- _Try it_:
Pull every line containing the word "thumb" out of the material below.

- _Available records_:
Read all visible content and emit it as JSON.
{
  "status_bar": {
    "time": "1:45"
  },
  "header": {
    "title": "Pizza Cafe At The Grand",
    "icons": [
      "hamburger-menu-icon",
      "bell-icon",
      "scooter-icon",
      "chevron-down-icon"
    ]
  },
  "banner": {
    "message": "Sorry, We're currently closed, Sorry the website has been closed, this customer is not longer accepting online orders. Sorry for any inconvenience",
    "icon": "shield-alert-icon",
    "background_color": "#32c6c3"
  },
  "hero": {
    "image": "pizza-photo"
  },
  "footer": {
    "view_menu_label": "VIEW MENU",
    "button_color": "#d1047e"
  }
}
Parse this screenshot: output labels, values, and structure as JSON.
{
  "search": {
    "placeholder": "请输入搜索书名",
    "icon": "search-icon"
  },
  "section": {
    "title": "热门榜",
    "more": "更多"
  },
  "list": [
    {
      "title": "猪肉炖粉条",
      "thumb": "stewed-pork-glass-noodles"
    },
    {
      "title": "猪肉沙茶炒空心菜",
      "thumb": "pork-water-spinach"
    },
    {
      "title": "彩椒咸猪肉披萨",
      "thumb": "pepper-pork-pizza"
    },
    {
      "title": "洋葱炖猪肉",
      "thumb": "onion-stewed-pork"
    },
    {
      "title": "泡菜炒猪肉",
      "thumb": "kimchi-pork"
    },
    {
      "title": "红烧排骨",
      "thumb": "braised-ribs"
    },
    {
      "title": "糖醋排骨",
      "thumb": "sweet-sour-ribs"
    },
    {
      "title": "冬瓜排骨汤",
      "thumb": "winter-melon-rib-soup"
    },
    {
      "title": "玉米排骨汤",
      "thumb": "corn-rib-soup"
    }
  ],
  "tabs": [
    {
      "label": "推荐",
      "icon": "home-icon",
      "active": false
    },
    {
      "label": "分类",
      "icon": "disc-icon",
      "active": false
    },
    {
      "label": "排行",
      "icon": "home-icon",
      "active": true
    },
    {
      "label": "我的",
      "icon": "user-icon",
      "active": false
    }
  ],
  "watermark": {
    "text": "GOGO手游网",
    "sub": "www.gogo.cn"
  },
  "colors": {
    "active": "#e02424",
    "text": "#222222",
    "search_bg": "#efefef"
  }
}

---

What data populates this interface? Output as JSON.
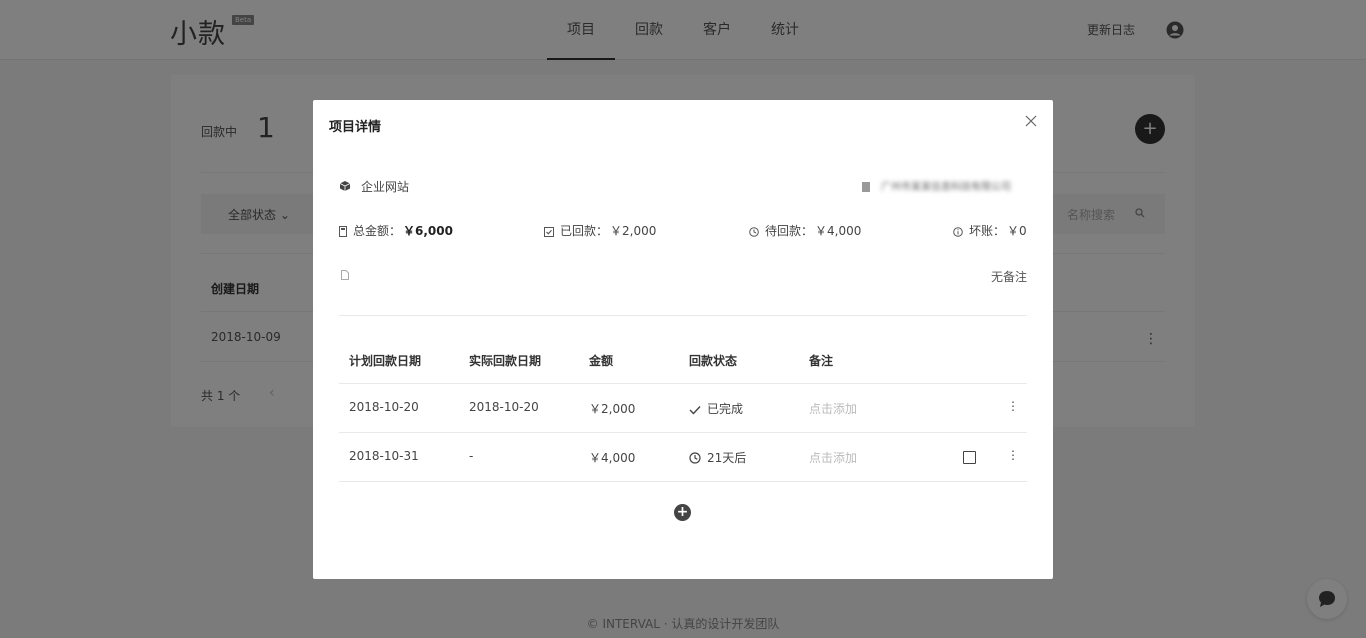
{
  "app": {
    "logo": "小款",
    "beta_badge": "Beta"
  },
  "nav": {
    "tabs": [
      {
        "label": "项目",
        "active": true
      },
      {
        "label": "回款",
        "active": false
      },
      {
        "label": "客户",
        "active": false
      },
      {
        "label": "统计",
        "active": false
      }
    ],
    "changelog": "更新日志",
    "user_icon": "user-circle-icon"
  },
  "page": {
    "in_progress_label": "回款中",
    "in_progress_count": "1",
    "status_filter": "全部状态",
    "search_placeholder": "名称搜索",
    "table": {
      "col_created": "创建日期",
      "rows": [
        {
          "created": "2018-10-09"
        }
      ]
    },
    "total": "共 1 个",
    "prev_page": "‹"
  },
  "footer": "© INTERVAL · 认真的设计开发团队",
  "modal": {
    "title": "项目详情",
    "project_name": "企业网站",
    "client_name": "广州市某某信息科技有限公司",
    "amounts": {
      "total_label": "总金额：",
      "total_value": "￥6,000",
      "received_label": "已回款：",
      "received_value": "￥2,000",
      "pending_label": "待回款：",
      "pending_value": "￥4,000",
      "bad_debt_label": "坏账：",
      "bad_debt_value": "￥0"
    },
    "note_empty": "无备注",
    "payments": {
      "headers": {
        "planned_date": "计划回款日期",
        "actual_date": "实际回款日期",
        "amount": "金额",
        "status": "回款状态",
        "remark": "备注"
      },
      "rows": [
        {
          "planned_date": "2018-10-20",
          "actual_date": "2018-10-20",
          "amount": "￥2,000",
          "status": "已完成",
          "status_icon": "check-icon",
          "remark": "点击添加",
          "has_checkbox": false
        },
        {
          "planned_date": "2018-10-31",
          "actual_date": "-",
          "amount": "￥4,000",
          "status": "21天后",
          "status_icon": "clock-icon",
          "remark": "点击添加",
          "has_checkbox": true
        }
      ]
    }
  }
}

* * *

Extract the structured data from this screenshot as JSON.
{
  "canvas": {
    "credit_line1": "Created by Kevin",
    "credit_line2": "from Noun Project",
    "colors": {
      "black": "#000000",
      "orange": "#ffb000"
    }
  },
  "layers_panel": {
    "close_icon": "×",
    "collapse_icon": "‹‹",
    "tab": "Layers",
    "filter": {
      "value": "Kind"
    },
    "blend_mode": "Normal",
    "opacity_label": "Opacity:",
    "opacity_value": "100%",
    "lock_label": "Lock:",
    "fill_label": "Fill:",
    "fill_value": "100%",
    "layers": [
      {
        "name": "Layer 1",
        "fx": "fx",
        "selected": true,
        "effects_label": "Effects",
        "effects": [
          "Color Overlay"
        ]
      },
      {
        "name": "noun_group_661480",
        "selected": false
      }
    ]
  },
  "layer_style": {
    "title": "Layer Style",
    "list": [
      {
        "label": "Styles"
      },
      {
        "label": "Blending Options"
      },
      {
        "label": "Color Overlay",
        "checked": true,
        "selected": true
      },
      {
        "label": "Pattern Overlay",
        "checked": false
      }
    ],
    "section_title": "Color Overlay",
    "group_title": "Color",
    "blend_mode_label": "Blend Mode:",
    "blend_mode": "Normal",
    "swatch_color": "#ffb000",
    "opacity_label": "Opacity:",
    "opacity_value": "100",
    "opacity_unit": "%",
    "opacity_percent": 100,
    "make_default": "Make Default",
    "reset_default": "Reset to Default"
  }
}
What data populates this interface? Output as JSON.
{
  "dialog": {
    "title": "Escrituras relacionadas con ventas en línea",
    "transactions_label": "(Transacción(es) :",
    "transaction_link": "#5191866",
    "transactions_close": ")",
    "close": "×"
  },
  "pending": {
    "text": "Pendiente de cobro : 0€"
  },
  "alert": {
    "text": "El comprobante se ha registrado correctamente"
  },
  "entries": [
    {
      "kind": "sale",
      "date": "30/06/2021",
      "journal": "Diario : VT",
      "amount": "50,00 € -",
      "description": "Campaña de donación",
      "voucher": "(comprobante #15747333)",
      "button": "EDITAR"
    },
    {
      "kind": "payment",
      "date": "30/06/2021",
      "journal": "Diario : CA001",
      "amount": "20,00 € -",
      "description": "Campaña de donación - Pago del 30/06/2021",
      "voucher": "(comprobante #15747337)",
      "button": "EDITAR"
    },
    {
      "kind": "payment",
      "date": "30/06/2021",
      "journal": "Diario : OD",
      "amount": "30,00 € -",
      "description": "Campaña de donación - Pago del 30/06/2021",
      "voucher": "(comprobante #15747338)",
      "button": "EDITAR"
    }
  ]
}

- _Solution_:
      "thumb": "stewed-pork-glass-noodles"
      "thumb": "pork-water-spinach"
      "thumb": "pepper-pork-pizza"
      "thumb": "onion-stewed-pork"
      "thumb": "kimchi-pork"
      "thumb": "braised-ribs"
      "thumb": "sweet-sour-ribs"
      "thumb": "winter-melon-rib-soup"
      "thumb": "corn-rib-soup"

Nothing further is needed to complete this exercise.